WORK INSTRUCTION ::
Take from the material every line containing the string "столбец" and copy it.

== Segment start ==

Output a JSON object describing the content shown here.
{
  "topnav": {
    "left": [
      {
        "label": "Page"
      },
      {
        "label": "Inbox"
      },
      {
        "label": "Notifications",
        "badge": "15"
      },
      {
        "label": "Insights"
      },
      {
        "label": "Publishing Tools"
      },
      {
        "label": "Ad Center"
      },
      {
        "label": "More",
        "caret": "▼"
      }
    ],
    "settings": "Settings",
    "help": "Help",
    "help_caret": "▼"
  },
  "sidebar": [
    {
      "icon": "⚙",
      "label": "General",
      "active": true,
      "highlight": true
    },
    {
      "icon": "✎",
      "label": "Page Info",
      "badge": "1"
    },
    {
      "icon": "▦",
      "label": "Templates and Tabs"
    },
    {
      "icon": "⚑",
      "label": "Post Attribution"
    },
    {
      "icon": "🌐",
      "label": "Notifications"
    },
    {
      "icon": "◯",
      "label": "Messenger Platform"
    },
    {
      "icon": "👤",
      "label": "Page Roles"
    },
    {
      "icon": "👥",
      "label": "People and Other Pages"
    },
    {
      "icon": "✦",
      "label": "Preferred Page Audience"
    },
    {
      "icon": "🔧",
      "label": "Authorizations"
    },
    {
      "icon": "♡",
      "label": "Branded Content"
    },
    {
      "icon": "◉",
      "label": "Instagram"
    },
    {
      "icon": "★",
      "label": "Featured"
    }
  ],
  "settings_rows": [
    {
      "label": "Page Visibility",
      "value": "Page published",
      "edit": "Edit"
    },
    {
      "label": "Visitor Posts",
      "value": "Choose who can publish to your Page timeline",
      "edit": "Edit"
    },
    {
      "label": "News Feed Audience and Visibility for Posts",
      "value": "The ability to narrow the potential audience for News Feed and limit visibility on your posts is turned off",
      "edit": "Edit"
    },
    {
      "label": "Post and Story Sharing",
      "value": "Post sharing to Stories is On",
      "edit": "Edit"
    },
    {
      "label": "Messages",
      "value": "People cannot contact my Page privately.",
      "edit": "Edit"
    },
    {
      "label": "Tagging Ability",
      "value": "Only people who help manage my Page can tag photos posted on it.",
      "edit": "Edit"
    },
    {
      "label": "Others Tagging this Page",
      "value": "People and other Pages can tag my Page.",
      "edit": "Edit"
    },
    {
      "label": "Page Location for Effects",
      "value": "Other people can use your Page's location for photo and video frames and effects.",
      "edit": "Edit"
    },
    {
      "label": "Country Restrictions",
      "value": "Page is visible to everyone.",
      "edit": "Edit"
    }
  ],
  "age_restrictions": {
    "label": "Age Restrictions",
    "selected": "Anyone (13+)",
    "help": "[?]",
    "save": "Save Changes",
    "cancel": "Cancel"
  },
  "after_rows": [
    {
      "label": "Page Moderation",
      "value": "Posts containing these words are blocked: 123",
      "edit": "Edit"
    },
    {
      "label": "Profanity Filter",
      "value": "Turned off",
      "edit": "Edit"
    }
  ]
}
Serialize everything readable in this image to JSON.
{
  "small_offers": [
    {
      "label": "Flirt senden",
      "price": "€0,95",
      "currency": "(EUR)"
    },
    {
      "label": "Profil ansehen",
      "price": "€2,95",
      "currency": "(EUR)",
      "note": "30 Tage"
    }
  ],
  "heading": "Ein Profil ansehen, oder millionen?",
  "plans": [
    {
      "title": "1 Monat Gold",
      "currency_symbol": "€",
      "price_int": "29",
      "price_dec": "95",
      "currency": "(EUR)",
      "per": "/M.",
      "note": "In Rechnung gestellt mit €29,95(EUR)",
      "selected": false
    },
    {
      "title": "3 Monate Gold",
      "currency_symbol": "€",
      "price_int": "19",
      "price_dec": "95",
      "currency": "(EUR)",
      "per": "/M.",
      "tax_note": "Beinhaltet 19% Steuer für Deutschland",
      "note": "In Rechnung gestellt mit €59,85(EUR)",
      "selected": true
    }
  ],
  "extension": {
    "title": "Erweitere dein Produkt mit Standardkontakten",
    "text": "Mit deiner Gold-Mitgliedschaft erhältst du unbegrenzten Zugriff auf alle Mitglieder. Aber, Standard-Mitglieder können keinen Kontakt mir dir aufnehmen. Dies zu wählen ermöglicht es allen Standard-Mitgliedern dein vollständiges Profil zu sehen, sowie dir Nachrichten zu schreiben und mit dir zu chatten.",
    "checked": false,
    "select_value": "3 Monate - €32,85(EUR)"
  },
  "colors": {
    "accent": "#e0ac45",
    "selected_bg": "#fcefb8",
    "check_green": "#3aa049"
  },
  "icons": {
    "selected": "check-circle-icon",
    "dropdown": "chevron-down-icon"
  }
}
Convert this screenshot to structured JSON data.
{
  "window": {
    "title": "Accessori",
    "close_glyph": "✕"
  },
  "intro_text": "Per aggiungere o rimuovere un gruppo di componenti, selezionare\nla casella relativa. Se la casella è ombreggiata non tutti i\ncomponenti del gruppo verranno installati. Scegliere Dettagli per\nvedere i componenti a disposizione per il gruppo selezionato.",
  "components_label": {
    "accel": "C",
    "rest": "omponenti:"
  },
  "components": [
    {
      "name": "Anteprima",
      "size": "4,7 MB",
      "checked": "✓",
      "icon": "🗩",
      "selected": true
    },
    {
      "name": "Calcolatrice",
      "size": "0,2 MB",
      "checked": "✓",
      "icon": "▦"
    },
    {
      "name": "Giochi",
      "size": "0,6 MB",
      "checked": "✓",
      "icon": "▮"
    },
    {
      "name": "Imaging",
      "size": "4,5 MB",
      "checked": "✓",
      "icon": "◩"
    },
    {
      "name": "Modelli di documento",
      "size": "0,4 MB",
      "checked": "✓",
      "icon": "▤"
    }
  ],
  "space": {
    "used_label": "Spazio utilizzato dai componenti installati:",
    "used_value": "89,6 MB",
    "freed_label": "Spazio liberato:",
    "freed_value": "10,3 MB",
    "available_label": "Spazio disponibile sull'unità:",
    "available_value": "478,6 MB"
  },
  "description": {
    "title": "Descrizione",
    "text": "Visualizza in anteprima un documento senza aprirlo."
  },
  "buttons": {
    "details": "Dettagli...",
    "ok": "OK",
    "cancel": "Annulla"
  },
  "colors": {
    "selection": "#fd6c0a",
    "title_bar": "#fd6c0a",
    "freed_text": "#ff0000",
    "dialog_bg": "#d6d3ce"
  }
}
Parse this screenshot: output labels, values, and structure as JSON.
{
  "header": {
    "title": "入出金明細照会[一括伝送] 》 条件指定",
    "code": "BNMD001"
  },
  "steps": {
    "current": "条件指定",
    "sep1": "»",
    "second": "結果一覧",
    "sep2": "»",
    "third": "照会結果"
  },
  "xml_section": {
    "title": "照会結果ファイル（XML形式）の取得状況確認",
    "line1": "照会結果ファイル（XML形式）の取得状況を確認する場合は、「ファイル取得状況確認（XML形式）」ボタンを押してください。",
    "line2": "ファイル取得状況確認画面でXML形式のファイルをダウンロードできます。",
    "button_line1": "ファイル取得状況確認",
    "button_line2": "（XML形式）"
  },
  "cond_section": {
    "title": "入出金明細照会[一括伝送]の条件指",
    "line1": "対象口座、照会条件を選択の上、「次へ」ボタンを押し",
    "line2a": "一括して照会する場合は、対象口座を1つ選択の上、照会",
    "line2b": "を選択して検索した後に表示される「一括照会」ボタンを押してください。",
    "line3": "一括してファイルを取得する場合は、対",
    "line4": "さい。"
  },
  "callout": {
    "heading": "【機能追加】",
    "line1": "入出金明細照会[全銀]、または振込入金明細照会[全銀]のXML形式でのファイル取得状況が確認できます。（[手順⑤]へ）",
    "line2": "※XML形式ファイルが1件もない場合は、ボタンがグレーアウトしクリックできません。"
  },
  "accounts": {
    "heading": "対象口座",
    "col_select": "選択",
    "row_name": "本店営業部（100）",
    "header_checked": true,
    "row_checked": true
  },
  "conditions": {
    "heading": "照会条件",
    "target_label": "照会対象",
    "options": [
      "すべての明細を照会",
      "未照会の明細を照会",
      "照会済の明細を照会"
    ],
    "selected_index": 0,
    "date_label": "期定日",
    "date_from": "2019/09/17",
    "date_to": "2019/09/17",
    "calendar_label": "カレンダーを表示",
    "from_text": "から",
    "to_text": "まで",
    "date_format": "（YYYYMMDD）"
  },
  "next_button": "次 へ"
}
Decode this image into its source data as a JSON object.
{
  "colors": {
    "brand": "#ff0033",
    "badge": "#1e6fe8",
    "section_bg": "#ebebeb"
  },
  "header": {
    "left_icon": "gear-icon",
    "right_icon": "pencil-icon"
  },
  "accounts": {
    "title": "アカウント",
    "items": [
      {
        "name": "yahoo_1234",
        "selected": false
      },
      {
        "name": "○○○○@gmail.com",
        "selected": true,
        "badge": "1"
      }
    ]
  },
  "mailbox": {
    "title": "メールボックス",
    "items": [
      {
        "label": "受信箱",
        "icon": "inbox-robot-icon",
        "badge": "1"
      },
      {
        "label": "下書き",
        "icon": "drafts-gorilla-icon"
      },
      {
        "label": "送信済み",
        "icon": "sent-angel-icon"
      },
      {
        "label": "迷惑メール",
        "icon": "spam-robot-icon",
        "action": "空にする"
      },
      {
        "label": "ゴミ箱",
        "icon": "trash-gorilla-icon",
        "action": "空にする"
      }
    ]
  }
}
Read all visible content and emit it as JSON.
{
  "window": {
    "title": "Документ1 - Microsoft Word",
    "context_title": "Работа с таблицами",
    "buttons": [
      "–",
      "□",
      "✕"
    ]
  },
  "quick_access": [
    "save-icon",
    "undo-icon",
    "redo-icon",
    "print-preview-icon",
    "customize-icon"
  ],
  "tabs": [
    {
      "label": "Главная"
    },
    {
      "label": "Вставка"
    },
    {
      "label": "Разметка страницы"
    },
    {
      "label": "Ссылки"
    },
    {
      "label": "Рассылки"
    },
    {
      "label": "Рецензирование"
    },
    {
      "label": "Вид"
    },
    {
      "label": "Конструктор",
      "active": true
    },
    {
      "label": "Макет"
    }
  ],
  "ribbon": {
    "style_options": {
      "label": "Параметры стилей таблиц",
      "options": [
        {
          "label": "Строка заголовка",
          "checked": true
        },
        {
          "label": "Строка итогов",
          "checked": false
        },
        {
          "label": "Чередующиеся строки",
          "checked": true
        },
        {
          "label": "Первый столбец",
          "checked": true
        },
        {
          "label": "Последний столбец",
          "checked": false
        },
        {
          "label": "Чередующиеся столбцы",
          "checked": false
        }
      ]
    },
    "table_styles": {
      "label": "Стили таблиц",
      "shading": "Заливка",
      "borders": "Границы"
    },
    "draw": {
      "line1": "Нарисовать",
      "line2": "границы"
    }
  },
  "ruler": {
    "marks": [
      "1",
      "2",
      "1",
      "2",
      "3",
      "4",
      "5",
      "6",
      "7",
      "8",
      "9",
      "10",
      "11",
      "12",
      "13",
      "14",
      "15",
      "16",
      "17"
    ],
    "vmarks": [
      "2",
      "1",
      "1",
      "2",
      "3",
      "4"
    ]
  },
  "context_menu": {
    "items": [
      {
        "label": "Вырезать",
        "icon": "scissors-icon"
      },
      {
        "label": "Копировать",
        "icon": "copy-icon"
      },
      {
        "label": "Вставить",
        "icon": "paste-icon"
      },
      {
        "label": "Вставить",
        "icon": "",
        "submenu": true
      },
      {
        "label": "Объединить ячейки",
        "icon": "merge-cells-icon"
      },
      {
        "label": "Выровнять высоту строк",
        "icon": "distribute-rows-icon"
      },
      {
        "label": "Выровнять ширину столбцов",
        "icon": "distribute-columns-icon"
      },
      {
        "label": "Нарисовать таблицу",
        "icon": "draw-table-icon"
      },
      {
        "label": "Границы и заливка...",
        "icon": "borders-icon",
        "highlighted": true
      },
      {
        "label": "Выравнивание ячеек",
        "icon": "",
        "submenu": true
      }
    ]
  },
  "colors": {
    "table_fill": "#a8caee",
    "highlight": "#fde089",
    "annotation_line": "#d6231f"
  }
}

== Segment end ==

FINISHED TASK ::
          "label": "Первый столбец",
          "label": "Последний столбец",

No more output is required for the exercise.